Work instruction
Within the material below, count how many lines contain "JSON". Answer with only that number.

-----

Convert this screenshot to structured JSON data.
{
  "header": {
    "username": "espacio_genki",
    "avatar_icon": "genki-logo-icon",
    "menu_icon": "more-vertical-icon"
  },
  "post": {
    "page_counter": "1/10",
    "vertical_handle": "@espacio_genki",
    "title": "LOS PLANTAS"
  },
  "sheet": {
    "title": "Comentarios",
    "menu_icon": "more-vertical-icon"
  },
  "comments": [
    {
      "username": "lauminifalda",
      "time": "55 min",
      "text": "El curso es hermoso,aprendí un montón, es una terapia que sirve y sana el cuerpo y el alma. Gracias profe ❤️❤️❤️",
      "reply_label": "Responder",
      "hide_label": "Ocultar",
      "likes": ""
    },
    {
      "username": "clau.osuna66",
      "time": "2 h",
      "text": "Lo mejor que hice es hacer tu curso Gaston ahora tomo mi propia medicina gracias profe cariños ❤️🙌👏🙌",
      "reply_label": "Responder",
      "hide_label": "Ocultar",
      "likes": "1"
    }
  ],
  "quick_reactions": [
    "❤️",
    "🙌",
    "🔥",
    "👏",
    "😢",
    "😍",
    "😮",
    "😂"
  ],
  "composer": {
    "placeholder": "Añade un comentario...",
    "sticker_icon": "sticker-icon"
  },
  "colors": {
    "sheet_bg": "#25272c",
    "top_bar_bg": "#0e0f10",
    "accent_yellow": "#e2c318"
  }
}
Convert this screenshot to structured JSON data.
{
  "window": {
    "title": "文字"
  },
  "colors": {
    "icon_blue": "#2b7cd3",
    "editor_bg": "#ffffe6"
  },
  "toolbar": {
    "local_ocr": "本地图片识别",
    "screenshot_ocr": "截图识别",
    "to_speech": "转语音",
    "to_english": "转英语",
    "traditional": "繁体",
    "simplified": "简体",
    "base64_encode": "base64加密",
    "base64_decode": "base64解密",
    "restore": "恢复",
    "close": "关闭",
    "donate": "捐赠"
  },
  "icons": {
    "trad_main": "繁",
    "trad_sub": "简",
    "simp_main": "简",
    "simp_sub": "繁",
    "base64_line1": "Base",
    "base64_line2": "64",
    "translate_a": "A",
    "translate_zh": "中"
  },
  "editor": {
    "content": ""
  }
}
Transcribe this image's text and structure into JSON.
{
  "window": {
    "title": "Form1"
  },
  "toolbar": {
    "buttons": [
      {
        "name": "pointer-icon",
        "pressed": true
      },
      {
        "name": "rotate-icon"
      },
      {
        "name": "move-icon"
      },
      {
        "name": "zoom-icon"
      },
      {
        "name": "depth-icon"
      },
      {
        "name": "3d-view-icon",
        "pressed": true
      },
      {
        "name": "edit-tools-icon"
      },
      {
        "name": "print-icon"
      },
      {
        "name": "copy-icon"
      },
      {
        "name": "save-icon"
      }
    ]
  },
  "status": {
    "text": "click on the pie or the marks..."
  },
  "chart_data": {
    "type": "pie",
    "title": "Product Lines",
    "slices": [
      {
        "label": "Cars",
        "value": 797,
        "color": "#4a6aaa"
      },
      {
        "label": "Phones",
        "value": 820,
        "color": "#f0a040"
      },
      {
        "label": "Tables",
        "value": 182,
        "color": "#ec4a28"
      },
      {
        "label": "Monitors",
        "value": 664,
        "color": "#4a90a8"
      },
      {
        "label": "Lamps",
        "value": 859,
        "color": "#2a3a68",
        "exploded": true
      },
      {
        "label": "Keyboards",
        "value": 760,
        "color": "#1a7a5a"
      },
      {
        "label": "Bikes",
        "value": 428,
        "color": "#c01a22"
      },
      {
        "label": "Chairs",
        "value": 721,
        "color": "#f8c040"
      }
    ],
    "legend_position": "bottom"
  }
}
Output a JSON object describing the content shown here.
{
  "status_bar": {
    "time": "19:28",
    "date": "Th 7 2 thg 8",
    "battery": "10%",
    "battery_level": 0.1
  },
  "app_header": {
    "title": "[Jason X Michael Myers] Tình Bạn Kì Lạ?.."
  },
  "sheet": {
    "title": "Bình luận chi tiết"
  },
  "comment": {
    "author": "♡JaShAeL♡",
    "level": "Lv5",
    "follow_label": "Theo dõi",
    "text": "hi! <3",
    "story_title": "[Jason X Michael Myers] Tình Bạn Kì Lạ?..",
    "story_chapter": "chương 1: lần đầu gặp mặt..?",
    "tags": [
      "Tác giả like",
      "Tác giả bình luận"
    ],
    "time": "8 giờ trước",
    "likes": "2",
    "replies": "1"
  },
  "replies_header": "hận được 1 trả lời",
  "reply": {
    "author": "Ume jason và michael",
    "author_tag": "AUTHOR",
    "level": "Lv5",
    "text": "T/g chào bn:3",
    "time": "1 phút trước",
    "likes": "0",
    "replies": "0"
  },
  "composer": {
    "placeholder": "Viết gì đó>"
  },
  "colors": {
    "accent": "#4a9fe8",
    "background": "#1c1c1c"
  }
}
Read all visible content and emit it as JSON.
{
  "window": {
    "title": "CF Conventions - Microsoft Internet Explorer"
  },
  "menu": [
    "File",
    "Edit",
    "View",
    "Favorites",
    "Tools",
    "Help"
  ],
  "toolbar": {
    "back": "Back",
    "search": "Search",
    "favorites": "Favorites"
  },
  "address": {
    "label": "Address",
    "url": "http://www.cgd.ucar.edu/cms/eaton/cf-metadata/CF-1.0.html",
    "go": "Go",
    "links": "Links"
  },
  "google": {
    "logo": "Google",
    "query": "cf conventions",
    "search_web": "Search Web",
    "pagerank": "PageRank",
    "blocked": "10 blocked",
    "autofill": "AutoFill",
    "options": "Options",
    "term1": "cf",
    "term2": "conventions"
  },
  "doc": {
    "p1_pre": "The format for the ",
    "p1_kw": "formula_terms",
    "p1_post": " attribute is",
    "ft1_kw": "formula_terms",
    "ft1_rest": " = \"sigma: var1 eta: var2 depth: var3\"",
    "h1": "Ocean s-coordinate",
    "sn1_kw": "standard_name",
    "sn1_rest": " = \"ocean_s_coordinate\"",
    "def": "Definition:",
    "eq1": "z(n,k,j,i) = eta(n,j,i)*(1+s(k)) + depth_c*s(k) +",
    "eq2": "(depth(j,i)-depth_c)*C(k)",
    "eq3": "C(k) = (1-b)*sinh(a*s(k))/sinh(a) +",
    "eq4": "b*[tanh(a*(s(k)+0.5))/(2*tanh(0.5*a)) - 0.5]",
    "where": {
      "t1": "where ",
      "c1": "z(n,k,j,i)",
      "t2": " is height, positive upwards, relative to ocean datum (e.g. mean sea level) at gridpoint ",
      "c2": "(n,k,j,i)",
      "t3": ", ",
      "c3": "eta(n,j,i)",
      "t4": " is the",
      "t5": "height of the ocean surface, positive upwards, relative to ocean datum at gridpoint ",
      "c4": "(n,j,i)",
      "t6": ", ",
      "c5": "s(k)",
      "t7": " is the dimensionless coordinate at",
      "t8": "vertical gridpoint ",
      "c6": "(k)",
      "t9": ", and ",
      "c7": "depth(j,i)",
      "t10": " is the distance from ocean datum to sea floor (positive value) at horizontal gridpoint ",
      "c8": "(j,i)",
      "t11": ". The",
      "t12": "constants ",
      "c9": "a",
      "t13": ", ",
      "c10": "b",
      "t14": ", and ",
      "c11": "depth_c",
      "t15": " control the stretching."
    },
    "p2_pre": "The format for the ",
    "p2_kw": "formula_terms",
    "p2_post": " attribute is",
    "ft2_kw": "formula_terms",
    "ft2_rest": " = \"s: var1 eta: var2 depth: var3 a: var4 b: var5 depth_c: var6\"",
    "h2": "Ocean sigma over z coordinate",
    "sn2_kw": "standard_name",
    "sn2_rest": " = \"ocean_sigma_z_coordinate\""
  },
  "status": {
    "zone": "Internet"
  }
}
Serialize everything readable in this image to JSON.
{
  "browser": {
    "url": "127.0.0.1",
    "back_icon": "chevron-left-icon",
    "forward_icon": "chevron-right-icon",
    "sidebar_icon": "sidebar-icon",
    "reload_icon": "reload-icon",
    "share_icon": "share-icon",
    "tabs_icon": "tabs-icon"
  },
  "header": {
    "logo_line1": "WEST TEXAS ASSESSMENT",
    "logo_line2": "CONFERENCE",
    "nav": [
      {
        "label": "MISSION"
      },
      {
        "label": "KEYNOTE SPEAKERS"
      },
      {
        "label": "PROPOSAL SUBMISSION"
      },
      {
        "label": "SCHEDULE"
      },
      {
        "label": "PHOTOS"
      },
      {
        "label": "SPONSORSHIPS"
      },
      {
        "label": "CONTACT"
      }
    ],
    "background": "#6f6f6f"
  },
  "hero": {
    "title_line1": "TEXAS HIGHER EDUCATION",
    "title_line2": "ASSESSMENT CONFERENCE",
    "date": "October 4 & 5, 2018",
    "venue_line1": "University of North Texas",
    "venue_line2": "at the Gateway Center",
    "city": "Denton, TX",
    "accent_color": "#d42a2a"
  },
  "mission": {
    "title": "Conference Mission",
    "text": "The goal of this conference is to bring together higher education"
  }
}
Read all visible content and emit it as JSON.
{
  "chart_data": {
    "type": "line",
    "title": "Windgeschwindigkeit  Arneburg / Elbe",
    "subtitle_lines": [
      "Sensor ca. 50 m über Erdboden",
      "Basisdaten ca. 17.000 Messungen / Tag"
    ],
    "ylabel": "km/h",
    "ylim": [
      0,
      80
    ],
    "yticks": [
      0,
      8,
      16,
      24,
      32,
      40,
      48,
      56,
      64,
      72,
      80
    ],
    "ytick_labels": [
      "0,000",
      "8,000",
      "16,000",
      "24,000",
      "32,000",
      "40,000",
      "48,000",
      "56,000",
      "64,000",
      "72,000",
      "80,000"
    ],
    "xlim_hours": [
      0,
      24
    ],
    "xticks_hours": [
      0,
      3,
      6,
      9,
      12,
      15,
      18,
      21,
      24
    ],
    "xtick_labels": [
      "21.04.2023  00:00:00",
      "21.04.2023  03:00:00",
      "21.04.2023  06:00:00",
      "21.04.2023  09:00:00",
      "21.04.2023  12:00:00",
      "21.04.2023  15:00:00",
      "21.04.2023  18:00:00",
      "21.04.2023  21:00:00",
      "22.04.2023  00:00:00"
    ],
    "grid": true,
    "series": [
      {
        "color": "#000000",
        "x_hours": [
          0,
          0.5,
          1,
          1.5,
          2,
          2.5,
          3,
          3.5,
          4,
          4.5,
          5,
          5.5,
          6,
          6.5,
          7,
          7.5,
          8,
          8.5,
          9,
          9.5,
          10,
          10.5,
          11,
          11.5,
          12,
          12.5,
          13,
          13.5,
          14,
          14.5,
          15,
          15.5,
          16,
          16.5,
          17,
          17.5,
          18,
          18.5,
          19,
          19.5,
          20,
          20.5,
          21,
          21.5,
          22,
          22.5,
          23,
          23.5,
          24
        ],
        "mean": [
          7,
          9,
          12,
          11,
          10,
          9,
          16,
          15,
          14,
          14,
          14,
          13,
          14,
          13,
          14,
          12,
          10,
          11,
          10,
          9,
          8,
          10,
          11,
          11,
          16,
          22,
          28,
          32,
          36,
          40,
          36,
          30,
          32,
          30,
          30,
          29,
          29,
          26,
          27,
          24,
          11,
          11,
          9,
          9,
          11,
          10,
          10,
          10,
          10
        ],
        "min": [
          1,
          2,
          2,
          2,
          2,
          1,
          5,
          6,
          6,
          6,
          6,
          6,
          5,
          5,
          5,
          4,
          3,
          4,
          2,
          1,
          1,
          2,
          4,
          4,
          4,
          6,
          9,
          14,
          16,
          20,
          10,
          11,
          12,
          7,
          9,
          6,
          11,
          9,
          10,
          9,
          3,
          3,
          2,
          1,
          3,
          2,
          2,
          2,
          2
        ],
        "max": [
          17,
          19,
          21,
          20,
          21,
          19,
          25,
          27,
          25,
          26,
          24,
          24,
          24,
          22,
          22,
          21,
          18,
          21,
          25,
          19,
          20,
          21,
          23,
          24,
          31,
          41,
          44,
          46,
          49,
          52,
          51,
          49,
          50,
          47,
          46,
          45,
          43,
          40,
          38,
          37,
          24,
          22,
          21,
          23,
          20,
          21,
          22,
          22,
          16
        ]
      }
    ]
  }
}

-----

Result of this exercise
7